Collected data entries
== Segment start ==

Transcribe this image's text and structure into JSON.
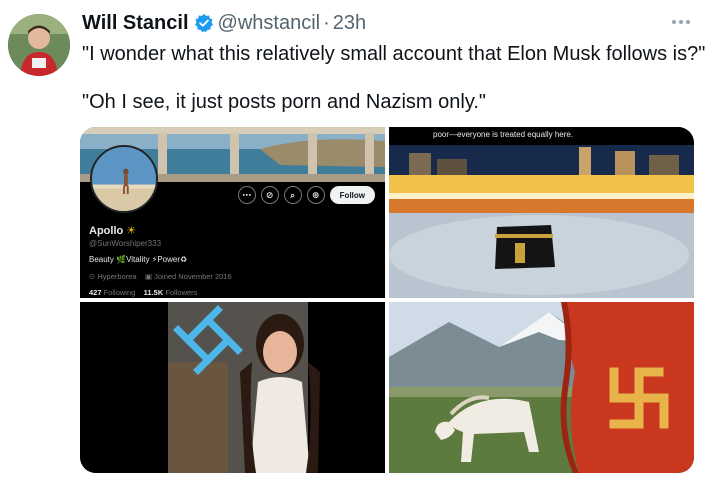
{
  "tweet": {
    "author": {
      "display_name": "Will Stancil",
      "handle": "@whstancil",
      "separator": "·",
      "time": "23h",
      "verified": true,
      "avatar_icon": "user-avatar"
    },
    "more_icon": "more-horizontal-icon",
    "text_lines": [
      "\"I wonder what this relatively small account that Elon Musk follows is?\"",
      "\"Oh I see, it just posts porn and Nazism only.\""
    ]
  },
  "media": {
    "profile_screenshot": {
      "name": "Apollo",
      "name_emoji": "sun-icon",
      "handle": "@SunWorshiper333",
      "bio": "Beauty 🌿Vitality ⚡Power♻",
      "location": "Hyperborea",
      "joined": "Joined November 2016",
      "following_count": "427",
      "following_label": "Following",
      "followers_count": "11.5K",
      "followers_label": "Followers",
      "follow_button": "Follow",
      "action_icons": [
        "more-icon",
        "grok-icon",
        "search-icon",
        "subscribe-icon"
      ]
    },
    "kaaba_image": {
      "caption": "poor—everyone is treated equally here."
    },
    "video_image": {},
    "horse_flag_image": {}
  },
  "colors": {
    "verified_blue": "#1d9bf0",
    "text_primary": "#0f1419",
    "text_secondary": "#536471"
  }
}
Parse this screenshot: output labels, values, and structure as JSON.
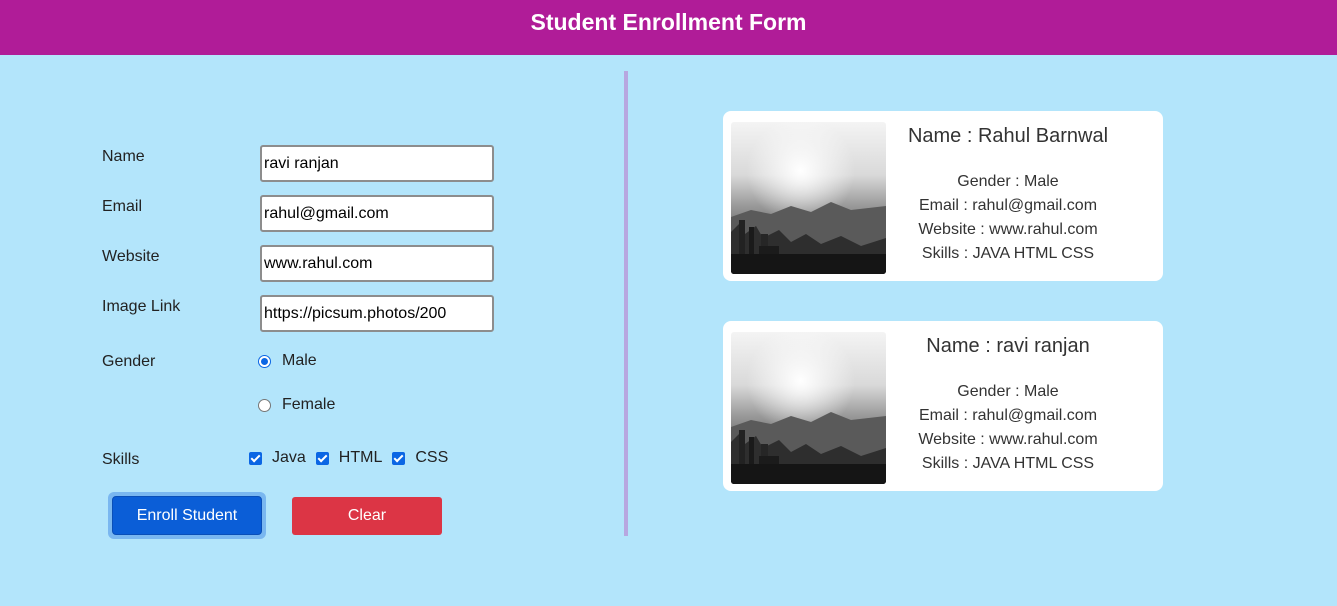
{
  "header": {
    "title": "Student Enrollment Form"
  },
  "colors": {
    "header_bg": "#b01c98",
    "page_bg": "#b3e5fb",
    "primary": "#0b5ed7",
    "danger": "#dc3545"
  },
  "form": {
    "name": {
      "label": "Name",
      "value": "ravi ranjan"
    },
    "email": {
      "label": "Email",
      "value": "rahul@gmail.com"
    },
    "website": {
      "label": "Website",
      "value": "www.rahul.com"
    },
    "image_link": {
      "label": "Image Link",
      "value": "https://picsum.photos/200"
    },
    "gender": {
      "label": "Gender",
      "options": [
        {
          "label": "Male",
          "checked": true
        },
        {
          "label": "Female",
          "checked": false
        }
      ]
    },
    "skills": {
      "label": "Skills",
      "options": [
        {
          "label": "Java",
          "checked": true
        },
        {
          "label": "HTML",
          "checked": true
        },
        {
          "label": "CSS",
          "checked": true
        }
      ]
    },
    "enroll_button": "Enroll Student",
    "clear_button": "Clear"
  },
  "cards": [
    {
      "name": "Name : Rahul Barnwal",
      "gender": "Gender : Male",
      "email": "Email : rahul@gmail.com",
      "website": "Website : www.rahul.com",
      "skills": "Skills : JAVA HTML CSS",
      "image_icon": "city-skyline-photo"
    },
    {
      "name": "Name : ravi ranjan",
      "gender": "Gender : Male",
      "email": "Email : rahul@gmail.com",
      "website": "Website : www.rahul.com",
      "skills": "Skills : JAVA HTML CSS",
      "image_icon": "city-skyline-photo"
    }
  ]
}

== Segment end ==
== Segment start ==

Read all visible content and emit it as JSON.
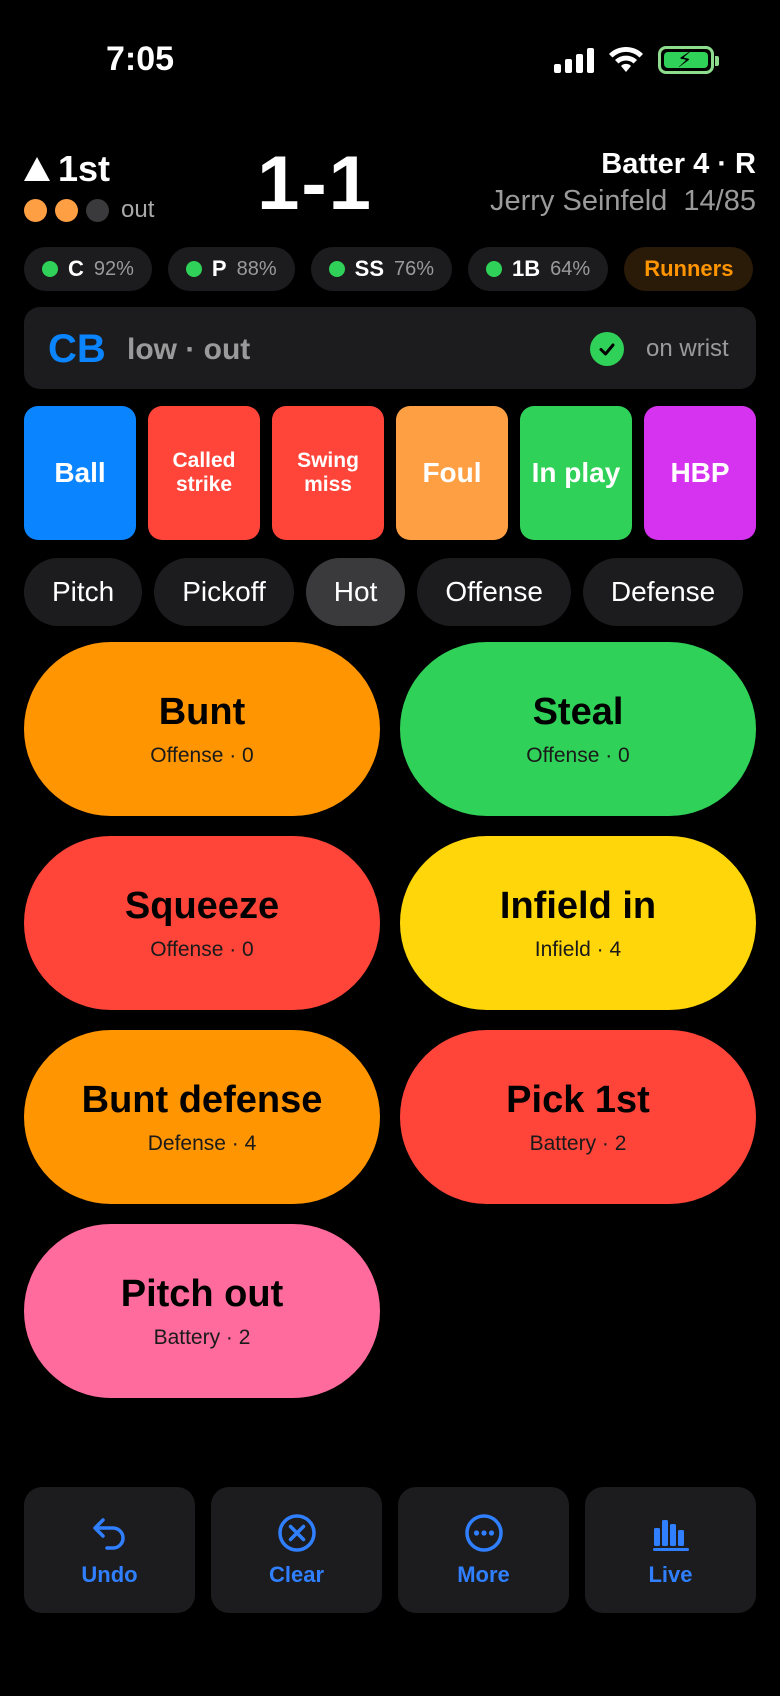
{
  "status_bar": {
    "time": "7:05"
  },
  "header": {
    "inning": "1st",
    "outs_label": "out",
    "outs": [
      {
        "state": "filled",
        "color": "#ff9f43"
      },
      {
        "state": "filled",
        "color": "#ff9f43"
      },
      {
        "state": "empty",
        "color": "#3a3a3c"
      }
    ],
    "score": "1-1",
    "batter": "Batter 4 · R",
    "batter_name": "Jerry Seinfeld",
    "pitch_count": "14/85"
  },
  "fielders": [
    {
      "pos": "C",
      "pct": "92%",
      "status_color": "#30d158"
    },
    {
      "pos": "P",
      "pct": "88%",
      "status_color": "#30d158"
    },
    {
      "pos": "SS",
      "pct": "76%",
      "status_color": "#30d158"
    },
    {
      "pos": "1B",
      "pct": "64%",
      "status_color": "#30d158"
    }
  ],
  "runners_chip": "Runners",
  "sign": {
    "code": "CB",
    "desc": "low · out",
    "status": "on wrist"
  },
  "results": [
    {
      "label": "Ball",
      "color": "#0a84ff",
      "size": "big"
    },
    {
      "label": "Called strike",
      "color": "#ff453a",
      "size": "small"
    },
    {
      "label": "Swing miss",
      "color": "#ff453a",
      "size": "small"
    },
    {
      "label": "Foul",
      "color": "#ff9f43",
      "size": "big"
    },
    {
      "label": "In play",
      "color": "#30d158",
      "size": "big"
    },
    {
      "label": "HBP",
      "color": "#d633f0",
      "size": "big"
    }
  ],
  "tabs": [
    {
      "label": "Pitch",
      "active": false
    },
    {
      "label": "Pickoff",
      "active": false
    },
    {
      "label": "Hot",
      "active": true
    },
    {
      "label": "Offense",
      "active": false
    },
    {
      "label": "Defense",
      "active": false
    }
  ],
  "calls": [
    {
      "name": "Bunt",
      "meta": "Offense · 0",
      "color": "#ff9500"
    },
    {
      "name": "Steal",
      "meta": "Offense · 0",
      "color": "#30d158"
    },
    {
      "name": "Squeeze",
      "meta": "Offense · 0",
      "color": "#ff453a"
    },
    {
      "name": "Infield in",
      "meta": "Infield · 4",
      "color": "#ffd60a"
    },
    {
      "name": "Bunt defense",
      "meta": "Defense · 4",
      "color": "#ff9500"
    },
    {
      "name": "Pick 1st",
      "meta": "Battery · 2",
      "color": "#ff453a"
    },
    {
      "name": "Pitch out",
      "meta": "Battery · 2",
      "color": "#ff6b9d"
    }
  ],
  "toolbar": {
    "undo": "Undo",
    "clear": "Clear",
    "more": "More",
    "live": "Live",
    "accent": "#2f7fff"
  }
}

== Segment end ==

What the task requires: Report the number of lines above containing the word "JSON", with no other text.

Exercise solution: 3